New medical technologies also form part of the picture- and add another layer of uncertainty. As the progression of Alzheimer's becomes more severe over time, costs increase. Presumably, if the disease's progression could be delayed, costs would fall. …

The rest of this article is only available to active members of Questia

Already a member? Log in now.

Notes for this article

Add a new note
If you are trying to select text to create highlights or citations, remember that you must now click or tap on the first word, and then click or tap on the last word.
One moment ...
Default project is now your active project.
Project items

Items saved from this article

This article has been saved
Highlights (0)
Some of your highlights are legacy items.

Highlights saved before July 30, 2012 will not be displayed on their respective source pages.

You can easily re-create the highlights by opening the book page or article, selecting the text, and clicking “Highlight.”

Citations (0)
Some of your citations are legacy items.

Any citation created before July 30, 2012 will labeled as a “Cited page.” New citations will be saved as cited passages, pages or articles.

We also added the ability to view new citations from your projects or the book or article where you created them.

Notes (0)
Bookmarks (0)

You have no saved items from this article

Project items include:
  • Saved book/article
  • Highlights
  • Quotes/citations
  • Notes
  • Bookmarks
Notes
Cite this article

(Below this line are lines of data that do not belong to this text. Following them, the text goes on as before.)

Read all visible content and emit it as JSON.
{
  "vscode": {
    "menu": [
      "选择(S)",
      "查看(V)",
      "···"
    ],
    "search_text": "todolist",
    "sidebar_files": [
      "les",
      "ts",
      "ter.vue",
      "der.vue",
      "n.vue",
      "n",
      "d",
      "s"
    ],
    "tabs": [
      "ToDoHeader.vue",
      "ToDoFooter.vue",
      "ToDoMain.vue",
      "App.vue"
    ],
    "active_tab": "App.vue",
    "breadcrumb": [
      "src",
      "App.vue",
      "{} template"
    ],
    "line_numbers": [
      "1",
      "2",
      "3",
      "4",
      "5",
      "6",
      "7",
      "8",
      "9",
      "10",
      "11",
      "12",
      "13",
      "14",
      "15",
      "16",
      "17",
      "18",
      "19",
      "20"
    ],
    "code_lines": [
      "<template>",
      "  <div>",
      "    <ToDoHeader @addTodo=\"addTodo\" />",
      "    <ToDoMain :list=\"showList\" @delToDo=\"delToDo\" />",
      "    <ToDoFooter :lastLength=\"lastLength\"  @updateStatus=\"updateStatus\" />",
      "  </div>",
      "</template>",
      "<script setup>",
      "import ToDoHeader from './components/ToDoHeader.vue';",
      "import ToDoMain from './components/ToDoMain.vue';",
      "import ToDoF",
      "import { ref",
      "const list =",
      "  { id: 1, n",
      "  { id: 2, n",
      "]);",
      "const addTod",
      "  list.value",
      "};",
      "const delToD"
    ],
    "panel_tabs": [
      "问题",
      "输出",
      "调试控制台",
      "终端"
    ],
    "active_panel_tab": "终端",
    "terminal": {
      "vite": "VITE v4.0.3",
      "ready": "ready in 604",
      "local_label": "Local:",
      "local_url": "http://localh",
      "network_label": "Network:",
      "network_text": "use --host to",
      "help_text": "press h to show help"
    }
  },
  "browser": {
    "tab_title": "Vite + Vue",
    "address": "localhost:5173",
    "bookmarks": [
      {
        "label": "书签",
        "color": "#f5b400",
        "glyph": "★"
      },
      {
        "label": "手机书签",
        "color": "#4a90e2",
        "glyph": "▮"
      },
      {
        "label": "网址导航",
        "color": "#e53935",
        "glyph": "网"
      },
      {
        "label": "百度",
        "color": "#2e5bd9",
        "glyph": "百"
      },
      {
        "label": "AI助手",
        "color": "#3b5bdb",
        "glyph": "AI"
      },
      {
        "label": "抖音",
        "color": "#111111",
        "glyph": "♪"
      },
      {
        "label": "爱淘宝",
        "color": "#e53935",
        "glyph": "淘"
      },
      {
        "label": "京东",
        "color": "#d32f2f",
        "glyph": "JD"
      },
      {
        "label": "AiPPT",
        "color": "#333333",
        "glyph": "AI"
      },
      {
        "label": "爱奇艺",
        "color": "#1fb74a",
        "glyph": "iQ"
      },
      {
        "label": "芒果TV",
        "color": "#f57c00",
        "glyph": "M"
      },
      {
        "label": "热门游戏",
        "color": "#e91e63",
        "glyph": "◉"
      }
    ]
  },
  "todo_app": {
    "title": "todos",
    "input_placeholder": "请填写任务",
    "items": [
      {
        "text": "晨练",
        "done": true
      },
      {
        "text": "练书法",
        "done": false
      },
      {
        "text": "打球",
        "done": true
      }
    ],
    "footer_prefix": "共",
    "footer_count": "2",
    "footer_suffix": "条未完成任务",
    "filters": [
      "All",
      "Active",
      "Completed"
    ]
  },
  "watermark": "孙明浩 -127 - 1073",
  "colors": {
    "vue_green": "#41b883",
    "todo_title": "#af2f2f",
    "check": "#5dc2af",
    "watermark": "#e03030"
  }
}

Cited article

Style
Citations are available only to our active members.
Buy instant access to cite pages or passages in MLA, APA and Chicago citation styles.

(Einhorn, 1992, p. 25)

(Einhorn 25)

1. Lois J. Einhorn, Abraham Lincoln, the Orator: Penetrating the Lincoln Legend (Westport, CT: Greenwood Press, 1992), 25, http://www.questia.com/read/27419298.

Cited article

Alzheimer's Is on the Rise: What Are the Long-Term Costs?
Settings

Settings

Typeface
Text size Smaller Larger Reset View mode
Search within

Search within this article

Look up

Look up a word

  • Dictionary
  • Thesaurus
Please submit a word or phrase above.
Print this page

Print this page

Why can't I print more than one page at a time?

Help
Full screen

matching results for page

    Questia reader help

    How to highlight and cite specific passages

    1. Click or tap the first word you want to select.
    2. Click or tap the last word you want to select, and you’ll see everything in between get selected.
    3. You’ll then get a menu of options like creating a highlight or a citation from that passage of text.

    OK, got it!

    Cited passage

    Style
    Citations are available only to our active members.
    Buy instant access to cite pages or passages in MLA, APA and Chicago citation styles.

    "Portraying himself as an honest, ordinary person helped Lincoln identify with his audiences." (Einhorn, 1992, p. 25).

    "Portraying himself as an honest, ordinary person helped Lincoln identify with his audiences." (Einhorn 25)

    "Portraying himself as an honest, ordinary person helped Lincoln identify with his audiences."1

    1. Lois J. Einhorn, Abraham Lincoln, the Orator: Penetrating the Lincoln Legend (Westport, CT: Greenwood Press, 1992), 25, http://www.questia.com/read/27419298.

    Cited passage

    Thanks for trying Questia!

    Please continue trying out our research tools, but please note, full functionality is available only to our active members.

    Your work will be lost once you leave this Web page.

    Buy instant access to save your work.

    Already a member? Log in now.

    Author Advanced search

    Oops!

    An unknown error has occurred. Please click the button below to reload the page. If the problem persists, please try again in a little while.